Scenery’s better than in real life, but it’s authentic at core
She: “Baby, you are gonna miss that plane.”
He: “I know.”
Does that exchange immediately fill you with a sense of wistfulness? Then you’re probably a fan of Jesse and Celine, a.k.a. Ethan Hawke and Julie Delpy, whose insanely romantic final scene in Before Sunset nine years ago left moviegoers hanging — deliciously, infuriatingly, agonizingly! — and wondering if they’d ever know what came next for this appealing duo.
Well, we’re finally getting the answer — and it was worth the wait. Before Midnight, the third movie in the Richard Linklater series that began with 1995’s Before Sunrise, is not only as good as the first two, it’s arguably better, tackling weightier, trickier issues — as in, mature everyday love — with wit, humor and breathtaking directness.
One of the unique things about this series is that the characters have aged in real time, meaning we’ve all aged with them. Not that most of us look as good in our 40s as Jesse and Celine. But still, hair is graying now just a bit, skin is wrinkling, middles softening.
More important, though, it’s life that looks different for Jesse and Celine. If you recall, these two had one of the more romantic cinematic hookups in recent memory in Before Sunrise, meeting on a train rolling through picturesque European countryside and getting off together in Vienna for a night of walking, talking and falling in love.
They parted in the morning, with plans to meet six months later. That didn’t work out, and so after nine years of longing — and for him, an unhappy marriage and a son — they rediscovered each other in Before Sunset.
In Before Midnight, the setting is still gorgeous — it’s a summer vacation in Greece. But the rest is different. Jesse and Celine are a mature couple with twin daughters.
A feeling of absolute authenticity comes through at the very beginning, in a simple airport farewell between Jesse and his son, Henry (Seamus Davey-Fitzpatrick), who’s been visiting for the summer.
In the long drive back to their vacation villa, Jesse and Celine converse in the relaxed, rambling way couples do, and yet we know trouble is ahead.
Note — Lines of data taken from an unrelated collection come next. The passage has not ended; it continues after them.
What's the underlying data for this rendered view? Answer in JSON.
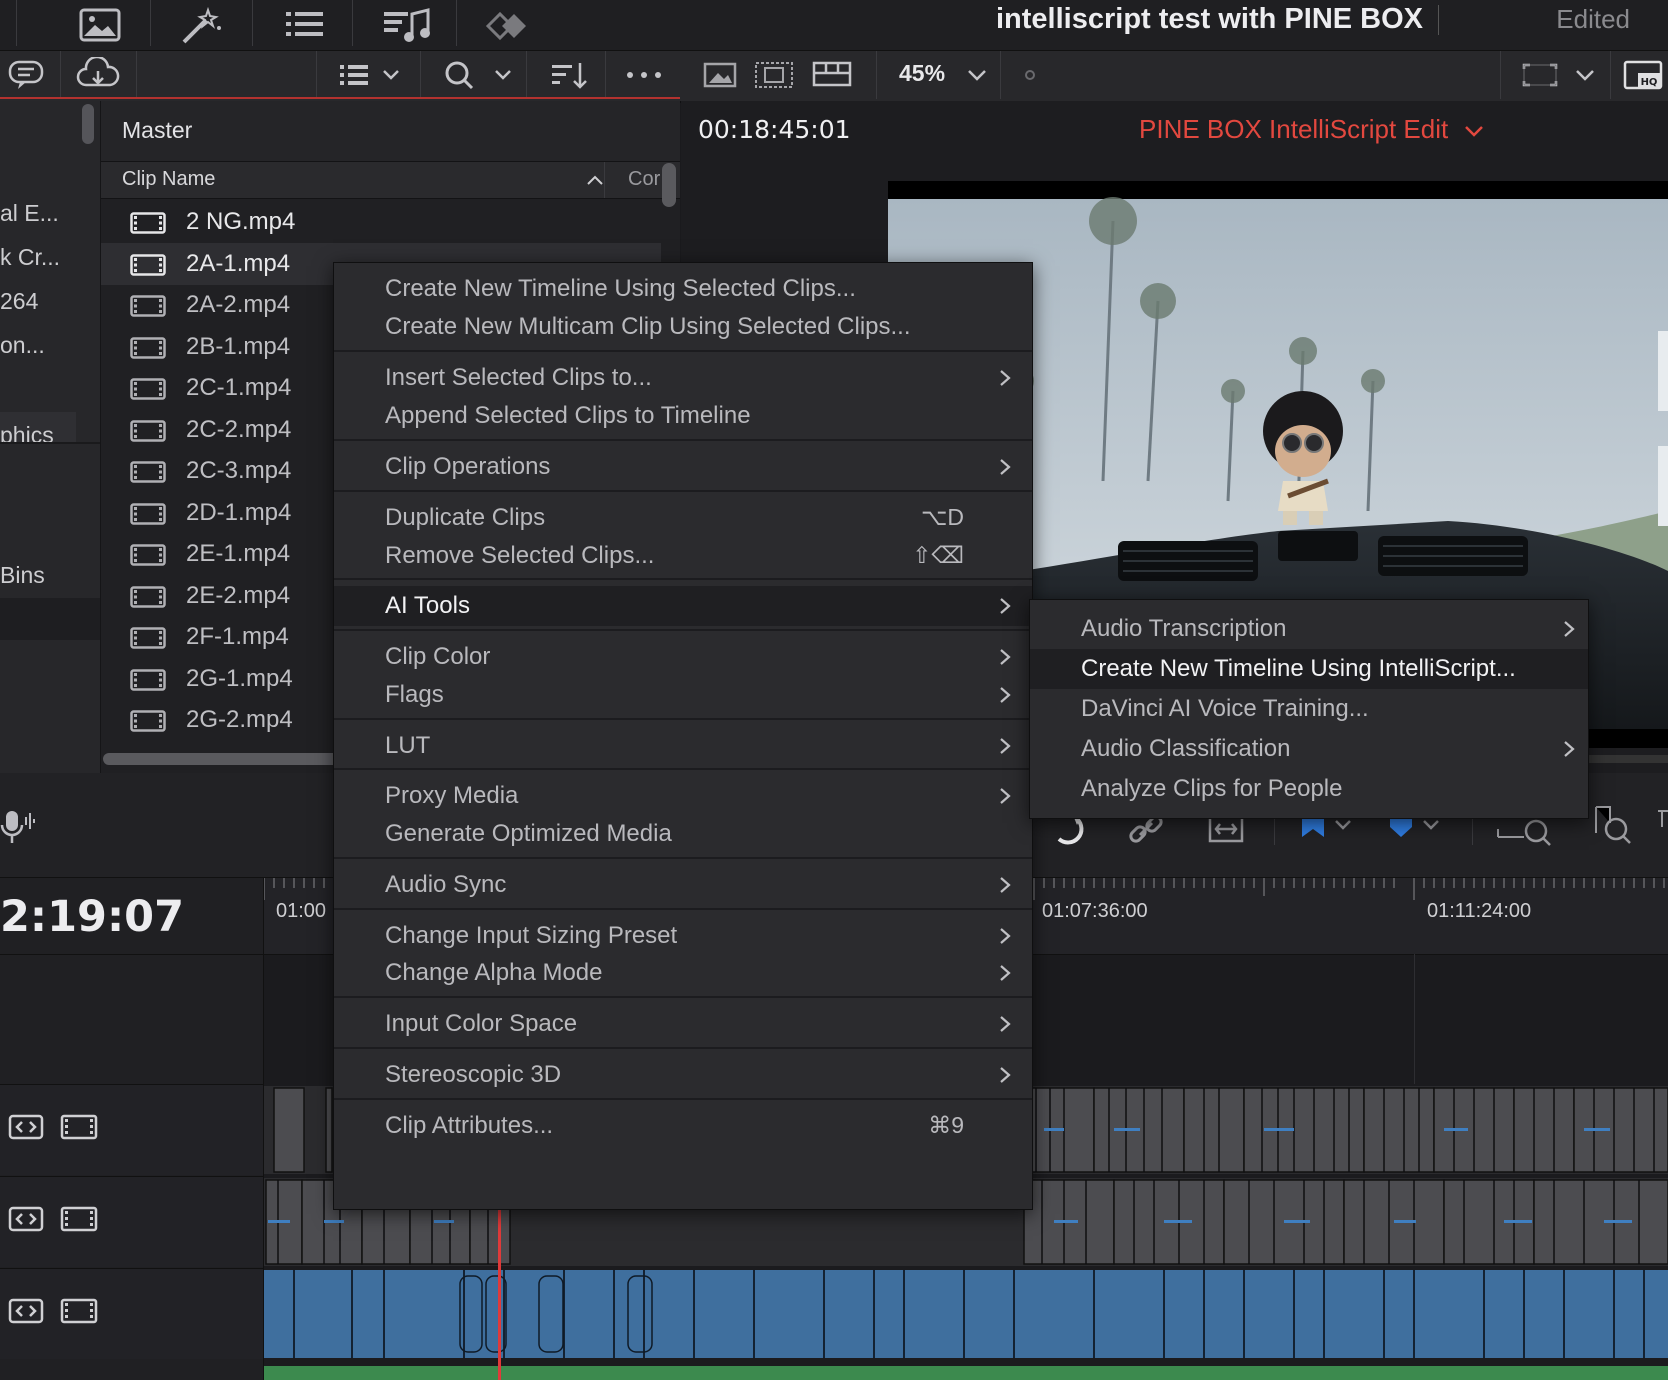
{
  "project": {
    "title": "intelliscript test with PINE BOX",
    "status": "Edited"
  },
  "toolbar": {
    "zoom": "45%"
  },
  "bins": {
    "labels": [
      "al E...",
      "k Cr...",
      "264",
      "on...",
      "phics",
      "Bins"
    ]
  },
  "media_pool": {
    "bin_name": "Master",
    "column_clip_name": "Clip Name",
    "column_cor": "Cor",
    "clips": [
      "2 NG.mp4",
      "2A-1.mp4",
      "2A-2.mp4",
      "2B-1.mp4",
      "2C-1.mp4",
      "2C-2.mp4",
      "2C-3.mp4",
      "2D-1.mp4",
      "2E-1.mp4",
      "2E-2.mp4",
      "2F-1.mp4",
      "2G-1.mp4",
      "2G-2.mp4"
    ]
  },
  "viewer": {
    "timecode": "00:18:45:01",
    "timeline_name": "PINE BOX IntelliScript Edit"
  },
  "timeline": {
    "timecode": "2:19:07",
    "ruler": [
      "01:00",
      "01:07:36:00",
      "01:11:24:00"
    ]
  },
  "context_menu": {
    "items": [
      {
        "label": "Create New Timeline Using Selected Clips..."
      },
      {
        "label": "Create New Multicam Clip Using Selected Clips..."
      },
      {
        "label": "Insert Selected Clips to..."
      },
      {
        "label": "Append Selected Clips to Timeline"
      },
      {
        "label": "Clip Operations"
      },
      {
        "label": "Duplicate Clips",
        "shortcut": "⌥D"
      },
      {
        "label": "Remove Selected Clips...",
        "shortcut": "⇧⌫"
      },
      {
        "label": "AI Tools"
      },
      {
        "label": "Clip Color"
      },
      {
        "label": "Flags"
      },
      {
        "label": "LUT"
      },
      {
        "label": "Proxy Media"
      },
      {
        "label": "Generate Optimized Media"
      },
      {
        "label": "Audio Sync"
      },
      {
        "label": "Change Input Sizing Preset"
      },
      {
        "label": "Change Alpha Mode"
      },
      {
        "label": "Input Color Space"
      },
      {
        "label": "Stereoscopic 3D"
      },
      {
        "label": "Clip Attributes...",
        "shortcut": "⌘9"
      }
    ]
  },
  "submenu": {
    "items": [
      {
        "label": "Audio Transcription"
      },
      {
        "label": "Create New Timeline Using IntelliScript..."
      },
      {
        "label": "DaVinci AI Voice Training..."
      },
      {
        "label": "Audio Classification"
      },
      {
        "label": "Analyze Clips for People"
      }
    ]
  },
  "colors": {
    "accent_red": "#e2483f",
    "clip_blue": "#3f6f9e",
    "audio_green": "#3c8a4e",
    "playhead": "#e03a3a"
  }
}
A guilt-ridden Jesse worries about Henry — he can’t even pitch a baseball right, because he doesn’t live with Dad — and Celine worries that Jesse will force her to give up her job in Paris, where they live, and move to the States.
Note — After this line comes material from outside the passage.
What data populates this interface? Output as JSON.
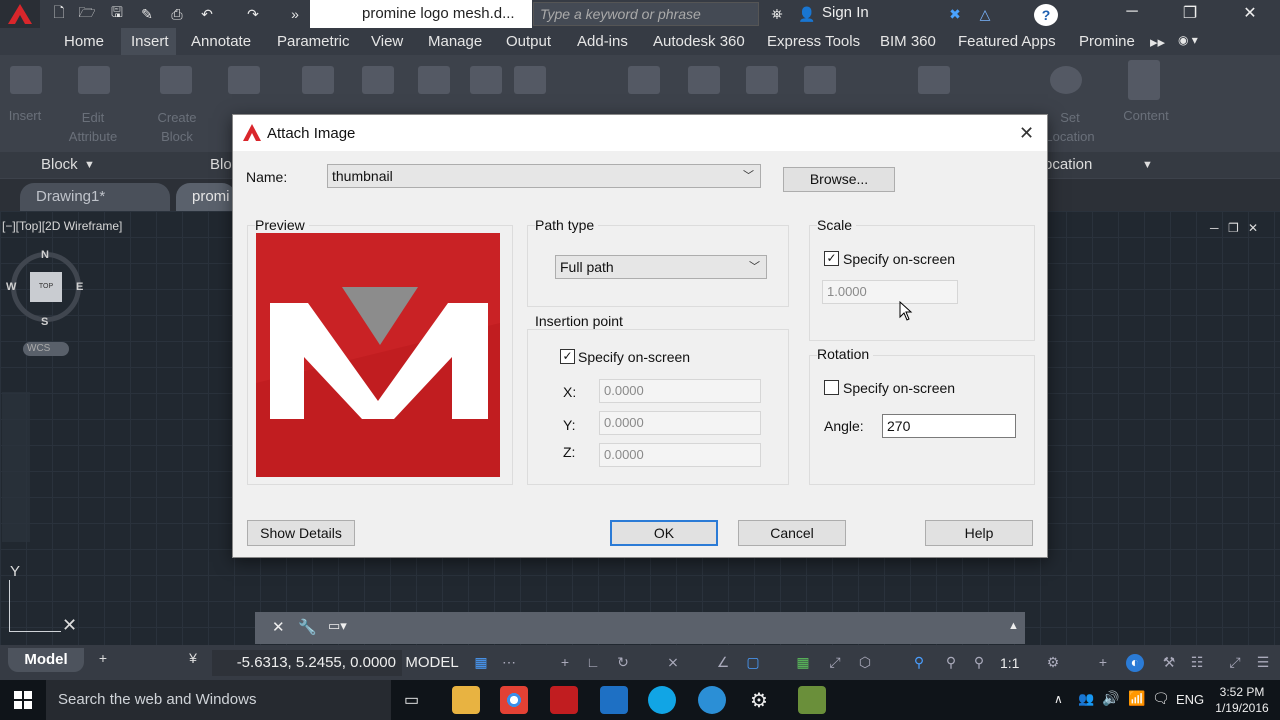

Delpy gives Celine a new hardness here, an edge that we saw only a bit in the previous film. And Hawke is extremely effective as a man who adores his partner but is increasingly frustrated with her.
It all comes to a head in a humdinger of a fight — just Jesse and Celine in a hotel room, plus a bottle of wine that doesn’t get drunk.
The script, co-written by director Linklater, Hawke and Delpy, is at its best here, funny and biting. No ending spoilers here. But let’s just say there’s certainly fodder for a fourth movie.
Rated R, 109 minutes.
Opens Friday in wide release.